White-collar crime has received a lot of media attention in recent years, particularly in the wake of the Great Recession. In an article we wrote near the beginning of the year, we shared predictions that white-collar crime arrests and prosecutions would steadily continue through 2014 and perhaps even increase compared to 2013.
As they have done in recent years, the Securities and Exchange Commission and the Department of Justice will continue to focus on two types of white-collar crime in particular: Insider trading and accounting fraud.

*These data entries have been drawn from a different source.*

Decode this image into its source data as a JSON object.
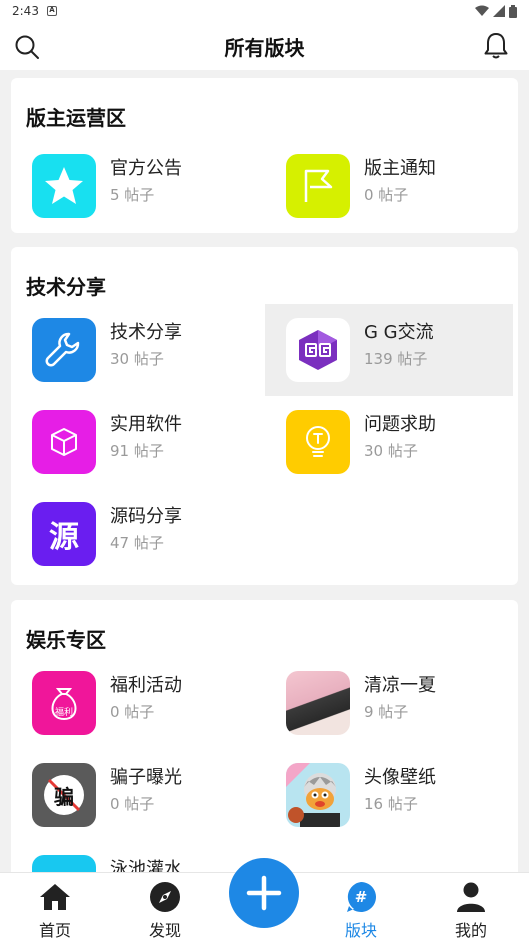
{
  "status": {
    "time": "2:43",
    "notification_icon": "A"
  },
  "header": {
    "title": "所有版块"
  },
  "sections": [
    {
      "title": "版主运营区",
      "items": [
        {
          "name": "官方公告",
          "count": "5 帖子",
          "icon": "star-icon",
          "color": "#18e0f0"
        },
        {
          "name": "版主通知",
          "count": "0 帖子",
          "icon": "flag-icon",
          "color": "#d6f000"
        }
      ]
    },
    {
      "title": "技术分享",
      "items": [
        {
          "name": "技术分享",
          "count": "30 帖子",
          "icon": "wrench-icon",
          "color": "#1e88e5"
        },
        {
          "name": "G G交流",
          "count": "139 帖子",
          "icon": "gg-logo-icon",
          "color": "#ffffff"
        },
        {
          "name": "实用软件",
          "count": "91 帖子",
          "icon": "cube-icon",
          "color": "#e61ee6"
        },
        {
          "name": "问题求助",
          "count": "30 帖子",
          "icon": "lightbulb-icon",
          "color": "#ffcc00"
        },
        {
          "name": "源码分享",
          "count": "47 帖子",
          "icon": "source-icon",
          "icon_text": "源",
          "color": "#6a1ef0"
        }
      ]
    },
    {
      "title": "娱乐专区",
      "items": [
        {
          "name": "福利活动",
          "count": "0 帖子",
          "icon": "gift-bag-icon",
          "icon_text": "福利",
          "color": "#f0169a"
        },
        {
          "name": "清凉一夏",
          "count": "9 帖子",
          "icon": "photo-thumbnail-icon",
          "color": "#e8c8c8"
        },
        {
          "name": "骗子曝光",
          "count": "0 帖子",
          "icon": "no-scam-icon",
          "icon_text": "骗",
          "color": "#5a5a5a"
        },
        {
          "name": "头像壁纸",
          "count": "16 帖子",
          "icon": "avatar-thumbnail-icon",
          "color": "#b8e4f0"
        },
        {
          "name": "泳池灌水",
          "count": "",
          "icon": "pool-icon",
          "color": "#18c8f0"
        }
      ]
    }
  ],
  "nav": [
    {
      "label": "首页",
      "icon": "home-icon"
    },
    {
      "label": "发现",
      "icon": "compass-icon"
    },
    {
      "label": "版块",
      "icon": "hashtag-icon",
      "active": true
    },
    {
      "label": "我的",
      "icon": "person-icon"
    }
  ],
  "colors": {
    "accent": "#1e88e5"
  }
}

Even as rates of arrest and prosecution are holding steady and perhaps increasing, sentences for convicted offenders might be heading in the other direction. Earlier this month, it was reported that the U.S. Sentencing Commission is considering easing sentencing guidelines for individuals convicted of certain financial crimes.
One of the problems with current policies is that sentences are often based on the total financial losses associated with a crime. This isn’t necessarily a reliable correlation. Certain fraud cases involve players at many different levels, and the current guidelines sometimes result in low-level players receiving disproportionately harsh sentences.

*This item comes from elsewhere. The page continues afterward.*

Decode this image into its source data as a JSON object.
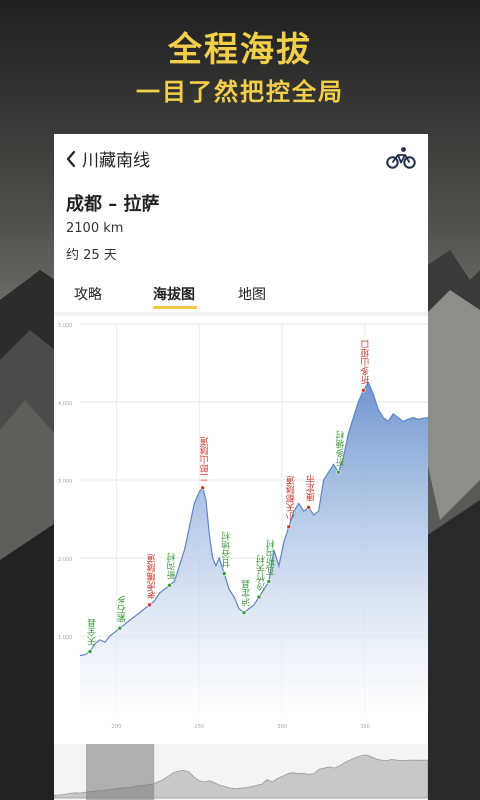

So how should judges determine appropriate sentences for convicted white-collar criminals? Many legal experts have their own opinions, including a task force for the American Bar Association. In a 2013 proposal, the task force noted that white-collar crime sentences should be based on:

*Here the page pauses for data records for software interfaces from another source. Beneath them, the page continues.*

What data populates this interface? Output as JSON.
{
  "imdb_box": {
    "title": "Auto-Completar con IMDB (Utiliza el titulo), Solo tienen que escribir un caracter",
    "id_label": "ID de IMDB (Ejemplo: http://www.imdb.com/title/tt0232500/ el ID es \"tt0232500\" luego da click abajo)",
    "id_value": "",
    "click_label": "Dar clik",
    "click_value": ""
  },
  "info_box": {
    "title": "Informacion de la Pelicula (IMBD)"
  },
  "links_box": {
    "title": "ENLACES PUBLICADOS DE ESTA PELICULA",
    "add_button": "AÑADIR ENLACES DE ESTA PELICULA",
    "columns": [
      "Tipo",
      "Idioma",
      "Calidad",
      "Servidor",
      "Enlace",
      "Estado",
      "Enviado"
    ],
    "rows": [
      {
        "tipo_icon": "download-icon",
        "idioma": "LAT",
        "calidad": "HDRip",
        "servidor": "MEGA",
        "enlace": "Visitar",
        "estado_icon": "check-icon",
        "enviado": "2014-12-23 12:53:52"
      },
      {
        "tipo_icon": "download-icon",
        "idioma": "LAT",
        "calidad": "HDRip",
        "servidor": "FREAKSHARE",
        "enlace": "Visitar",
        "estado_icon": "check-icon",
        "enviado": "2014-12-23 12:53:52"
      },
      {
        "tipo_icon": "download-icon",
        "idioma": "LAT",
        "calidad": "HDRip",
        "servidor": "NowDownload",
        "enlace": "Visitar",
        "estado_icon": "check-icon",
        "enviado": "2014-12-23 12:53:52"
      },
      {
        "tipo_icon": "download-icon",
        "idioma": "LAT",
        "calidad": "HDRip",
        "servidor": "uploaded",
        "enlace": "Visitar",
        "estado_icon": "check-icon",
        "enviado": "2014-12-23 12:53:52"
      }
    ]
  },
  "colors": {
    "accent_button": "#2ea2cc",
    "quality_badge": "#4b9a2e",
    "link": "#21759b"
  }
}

- The defendant’s motives
- How sophisticated the scheme was
- How long the scheme lasted
- Whether or not the defendant actually profited from the crime
It is unclear which specific proposals the Sentencing Commission will consider, or what the timeline will be. However, the fact that such changes are being considered at all could be a sign that the United States is slowly adopting a more rational and level-headed approach to crime and punishment.
Please feel free to read our article on white-collar crime, entitled “White collar crime arrests likely to continue in 2014.”
Source: Bloomberg Businessweek, “Lighter sentences sought for some business crimes,” Eric Tucker, Aug. 13, 2014